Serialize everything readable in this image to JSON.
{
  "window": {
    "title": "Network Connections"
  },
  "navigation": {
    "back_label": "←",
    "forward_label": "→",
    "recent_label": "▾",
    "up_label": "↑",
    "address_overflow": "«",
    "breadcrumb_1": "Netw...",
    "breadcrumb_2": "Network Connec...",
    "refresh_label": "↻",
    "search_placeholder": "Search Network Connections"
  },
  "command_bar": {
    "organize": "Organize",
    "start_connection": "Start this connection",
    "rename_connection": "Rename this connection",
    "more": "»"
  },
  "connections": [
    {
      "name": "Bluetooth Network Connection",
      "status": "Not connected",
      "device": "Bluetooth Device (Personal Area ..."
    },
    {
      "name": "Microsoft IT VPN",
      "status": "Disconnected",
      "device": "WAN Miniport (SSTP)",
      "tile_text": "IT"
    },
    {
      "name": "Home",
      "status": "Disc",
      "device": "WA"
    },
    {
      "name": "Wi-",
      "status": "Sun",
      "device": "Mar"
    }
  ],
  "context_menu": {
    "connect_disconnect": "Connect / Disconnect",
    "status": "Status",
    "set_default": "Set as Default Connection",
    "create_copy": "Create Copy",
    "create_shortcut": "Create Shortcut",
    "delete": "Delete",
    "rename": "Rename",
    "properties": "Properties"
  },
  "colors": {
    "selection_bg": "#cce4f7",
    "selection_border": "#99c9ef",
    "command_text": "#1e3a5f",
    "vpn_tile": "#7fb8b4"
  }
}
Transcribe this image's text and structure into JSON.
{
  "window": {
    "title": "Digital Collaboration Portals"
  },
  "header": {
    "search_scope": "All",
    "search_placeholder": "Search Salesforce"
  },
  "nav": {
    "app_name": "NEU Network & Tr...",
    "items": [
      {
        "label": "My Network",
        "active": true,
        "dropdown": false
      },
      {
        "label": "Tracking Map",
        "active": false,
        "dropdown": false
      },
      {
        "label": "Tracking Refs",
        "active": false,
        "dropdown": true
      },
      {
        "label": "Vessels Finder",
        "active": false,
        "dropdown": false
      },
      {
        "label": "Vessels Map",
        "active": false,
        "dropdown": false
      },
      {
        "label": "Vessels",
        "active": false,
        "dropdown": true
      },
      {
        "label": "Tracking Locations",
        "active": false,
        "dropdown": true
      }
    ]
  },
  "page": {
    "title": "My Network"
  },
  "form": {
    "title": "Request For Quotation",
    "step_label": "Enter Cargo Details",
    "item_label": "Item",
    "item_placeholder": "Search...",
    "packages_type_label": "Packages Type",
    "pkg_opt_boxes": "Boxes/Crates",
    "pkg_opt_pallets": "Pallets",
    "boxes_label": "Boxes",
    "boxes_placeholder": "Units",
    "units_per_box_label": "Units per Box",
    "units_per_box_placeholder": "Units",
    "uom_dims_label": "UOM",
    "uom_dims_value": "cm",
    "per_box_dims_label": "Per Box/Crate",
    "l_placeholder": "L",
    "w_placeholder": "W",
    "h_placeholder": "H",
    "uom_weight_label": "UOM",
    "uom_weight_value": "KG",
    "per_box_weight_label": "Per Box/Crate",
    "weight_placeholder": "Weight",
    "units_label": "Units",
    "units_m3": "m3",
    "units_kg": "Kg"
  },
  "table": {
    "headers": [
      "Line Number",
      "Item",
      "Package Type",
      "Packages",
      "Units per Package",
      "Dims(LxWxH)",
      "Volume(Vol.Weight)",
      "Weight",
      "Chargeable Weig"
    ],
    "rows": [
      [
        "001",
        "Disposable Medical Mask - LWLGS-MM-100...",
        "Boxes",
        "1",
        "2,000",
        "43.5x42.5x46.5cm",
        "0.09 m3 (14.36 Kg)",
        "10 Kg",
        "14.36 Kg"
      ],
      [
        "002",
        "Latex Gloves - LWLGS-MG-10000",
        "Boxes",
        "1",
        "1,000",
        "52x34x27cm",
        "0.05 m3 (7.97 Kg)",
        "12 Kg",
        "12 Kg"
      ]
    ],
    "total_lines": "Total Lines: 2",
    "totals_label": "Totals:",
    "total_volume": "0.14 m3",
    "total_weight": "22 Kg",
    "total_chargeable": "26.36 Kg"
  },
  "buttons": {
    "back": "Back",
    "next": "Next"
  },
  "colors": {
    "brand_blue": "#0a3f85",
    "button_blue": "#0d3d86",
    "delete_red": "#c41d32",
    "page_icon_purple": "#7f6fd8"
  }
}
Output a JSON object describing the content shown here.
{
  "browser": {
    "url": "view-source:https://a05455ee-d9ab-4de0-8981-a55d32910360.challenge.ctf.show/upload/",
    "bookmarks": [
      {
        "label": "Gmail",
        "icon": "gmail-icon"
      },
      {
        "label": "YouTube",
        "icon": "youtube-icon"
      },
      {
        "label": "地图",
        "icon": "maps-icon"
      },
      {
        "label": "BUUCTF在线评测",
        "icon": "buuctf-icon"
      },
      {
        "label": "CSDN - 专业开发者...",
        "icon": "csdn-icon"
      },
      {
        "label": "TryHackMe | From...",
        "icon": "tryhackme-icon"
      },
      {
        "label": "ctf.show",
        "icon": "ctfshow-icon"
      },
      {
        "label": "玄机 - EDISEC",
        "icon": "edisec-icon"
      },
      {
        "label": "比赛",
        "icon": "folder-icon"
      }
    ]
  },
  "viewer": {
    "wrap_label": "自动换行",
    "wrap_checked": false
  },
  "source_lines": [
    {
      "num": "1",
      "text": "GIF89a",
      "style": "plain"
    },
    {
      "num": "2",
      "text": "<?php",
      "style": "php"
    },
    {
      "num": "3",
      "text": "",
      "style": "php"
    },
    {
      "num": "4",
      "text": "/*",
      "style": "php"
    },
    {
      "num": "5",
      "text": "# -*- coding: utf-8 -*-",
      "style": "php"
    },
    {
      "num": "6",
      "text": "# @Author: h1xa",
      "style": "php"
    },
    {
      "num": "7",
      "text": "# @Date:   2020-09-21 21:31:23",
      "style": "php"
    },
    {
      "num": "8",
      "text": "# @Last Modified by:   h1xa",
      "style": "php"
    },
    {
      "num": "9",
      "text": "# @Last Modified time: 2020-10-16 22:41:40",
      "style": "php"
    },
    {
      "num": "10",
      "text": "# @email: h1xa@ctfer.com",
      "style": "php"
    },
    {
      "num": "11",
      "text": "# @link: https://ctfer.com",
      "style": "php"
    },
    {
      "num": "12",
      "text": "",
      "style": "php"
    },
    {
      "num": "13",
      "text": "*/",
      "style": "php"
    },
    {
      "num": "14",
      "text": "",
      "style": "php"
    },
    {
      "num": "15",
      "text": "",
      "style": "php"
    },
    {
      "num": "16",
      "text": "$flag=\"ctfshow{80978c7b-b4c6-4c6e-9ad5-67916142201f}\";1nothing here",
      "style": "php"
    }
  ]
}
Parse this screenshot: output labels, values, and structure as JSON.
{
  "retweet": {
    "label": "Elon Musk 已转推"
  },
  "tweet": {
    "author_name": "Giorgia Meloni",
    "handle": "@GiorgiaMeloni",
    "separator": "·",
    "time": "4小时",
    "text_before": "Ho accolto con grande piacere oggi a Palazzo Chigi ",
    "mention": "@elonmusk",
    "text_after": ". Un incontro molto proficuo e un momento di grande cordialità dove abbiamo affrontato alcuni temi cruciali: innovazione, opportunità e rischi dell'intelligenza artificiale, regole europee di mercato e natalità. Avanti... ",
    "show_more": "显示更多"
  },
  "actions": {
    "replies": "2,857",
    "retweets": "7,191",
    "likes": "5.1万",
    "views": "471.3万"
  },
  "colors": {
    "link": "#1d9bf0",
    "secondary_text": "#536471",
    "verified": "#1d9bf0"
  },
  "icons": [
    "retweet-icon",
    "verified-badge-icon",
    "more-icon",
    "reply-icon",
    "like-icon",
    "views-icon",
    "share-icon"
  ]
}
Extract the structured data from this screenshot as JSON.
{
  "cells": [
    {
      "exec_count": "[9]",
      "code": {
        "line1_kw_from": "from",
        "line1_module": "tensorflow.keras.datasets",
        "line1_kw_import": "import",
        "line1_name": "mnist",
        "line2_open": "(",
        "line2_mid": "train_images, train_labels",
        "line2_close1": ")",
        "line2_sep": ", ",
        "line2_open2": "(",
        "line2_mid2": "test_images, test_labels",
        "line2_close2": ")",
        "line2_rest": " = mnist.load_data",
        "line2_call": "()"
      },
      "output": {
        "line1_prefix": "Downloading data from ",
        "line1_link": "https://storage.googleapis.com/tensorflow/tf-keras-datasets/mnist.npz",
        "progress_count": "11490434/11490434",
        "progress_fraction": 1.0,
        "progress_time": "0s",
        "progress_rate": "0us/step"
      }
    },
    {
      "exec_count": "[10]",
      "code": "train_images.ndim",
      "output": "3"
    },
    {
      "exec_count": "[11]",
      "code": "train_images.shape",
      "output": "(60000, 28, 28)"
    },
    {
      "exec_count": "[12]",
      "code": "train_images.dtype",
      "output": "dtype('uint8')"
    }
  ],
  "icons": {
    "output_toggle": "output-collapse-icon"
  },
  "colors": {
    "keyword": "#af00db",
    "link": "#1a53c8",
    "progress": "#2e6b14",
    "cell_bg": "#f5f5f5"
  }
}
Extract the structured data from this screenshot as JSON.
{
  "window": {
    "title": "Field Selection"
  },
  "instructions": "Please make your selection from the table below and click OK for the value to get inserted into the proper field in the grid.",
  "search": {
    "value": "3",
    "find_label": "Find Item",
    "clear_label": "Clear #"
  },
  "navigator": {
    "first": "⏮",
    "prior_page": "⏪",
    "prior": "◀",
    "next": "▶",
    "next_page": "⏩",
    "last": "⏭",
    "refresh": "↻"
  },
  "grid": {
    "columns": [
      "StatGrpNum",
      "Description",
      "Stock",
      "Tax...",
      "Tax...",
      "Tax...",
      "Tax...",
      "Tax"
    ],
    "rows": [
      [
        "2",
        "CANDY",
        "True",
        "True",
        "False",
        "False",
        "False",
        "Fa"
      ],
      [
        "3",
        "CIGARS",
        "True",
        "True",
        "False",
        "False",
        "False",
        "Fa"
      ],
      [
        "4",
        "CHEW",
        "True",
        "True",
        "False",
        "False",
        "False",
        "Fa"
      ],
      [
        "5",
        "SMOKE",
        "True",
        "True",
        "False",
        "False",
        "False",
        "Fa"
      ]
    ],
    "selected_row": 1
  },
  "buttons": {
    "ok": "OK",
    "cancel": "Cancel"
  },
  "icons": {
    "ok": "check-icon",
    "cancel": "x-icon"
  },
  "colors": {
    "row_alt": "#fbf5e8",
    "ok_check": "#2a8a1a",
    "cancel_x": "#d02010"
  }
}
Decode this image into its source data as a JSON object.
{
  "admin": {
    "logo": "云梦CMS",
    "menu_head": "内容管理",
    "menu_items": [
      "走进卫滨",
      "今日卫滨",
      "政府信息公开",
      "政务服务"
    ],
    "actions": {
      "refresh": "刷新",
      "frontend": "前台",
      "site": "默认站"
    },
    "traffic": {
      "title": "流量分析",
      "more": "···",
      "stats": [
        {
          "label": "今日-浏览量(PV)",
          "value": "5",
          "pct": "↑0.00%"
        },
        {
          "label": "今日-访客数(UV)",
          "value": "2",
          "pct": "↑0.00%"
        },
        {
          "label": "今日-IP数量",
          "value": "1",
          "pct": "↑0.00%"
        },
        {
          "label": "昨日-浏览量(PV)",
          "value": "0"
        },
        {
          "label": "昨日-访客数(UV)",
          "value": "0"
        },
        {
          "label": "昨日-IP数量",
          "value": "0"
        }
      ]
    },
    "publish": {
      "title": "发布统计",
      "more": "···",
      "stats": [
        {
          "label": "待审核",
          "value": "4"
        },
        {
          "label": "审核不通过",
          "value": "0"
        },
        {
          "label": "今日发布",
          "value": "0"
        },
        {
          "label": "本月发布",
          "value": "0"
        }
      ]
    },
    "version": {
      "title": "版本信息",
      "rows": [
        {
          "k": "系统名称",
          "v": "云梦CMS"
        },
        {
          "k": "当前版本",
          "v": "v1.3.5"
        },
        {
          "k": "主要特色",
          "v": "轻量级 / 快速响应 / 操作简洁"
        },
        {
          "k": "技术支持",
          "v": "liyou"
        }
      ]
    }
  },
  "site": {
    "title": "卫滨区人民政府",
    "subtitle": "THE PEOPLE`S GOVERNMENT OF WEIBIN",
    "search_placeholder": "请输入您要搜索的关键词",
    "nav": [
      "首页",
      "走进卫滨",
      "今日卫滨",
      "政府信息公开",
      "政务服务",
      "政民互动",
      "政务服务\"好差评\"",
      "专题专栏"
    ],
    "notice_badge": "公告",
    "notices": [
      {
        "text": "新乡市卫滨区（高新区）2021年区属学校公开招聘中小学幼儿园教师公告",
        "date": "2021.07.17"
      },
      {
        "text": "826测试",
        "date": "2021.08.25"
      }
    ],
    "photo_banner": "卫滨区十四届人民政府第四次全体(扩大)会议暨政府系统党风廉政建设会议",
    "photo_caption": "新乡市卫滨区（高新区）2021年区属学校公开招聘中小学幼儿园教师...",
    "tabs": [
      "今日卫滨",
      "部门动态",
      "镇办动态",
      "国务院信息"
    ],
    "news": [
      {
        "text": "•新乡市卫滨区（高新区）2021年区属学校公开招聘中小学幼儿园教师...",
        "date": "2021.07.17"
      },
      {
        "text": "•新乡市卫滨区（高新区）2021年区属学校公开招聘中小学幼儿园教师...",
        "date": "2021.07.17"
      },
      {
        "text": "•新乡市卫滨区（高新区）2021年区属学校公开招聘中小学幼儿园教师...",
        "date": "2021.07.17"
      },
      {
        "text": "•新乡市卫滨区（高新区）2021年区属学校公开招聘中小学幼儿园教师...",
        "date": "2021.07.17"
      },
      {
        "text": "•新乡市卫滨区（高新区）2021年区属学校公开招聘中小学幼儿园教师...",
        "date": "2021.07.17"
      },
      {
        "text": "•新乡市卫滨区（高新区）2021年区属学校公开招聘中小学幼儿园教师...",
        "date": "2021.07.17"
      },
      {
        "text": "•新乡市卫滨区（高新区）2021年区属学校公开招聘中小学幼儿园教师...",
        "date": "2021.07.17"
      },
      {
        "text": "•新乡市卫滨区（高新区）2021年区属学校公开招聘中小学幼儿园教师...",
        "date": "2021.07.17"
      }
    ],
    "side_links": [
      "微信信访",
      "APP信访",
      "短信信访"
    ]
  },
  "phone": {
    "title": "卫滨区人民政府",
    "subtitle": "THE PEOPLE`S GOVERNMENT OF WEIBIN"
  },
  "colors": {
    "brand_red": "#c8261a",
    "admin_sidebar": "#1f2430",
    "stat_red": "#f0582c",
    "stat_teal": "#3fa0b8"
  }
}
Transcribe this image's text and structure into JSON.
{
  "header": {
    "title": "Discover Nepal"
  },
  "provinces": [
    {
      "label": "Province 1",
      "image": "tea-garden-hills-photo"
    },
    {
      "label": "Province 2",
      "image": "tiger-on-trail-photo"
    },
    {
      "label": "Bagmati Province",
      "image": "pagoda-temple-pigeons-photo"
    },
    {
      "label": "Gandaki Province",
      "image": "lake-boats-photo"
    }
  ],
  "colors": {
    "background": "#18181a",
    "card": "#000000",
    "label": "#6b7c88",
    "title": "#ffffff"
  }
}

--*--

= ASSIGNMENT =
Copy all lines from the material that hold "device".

= COMPLETED TASK =
      "device": "Bluetooth Device (Personal Area ..."
      "device": "WAN Miniport (SSTP)",
      "device": "WA"
      "device": "Mar"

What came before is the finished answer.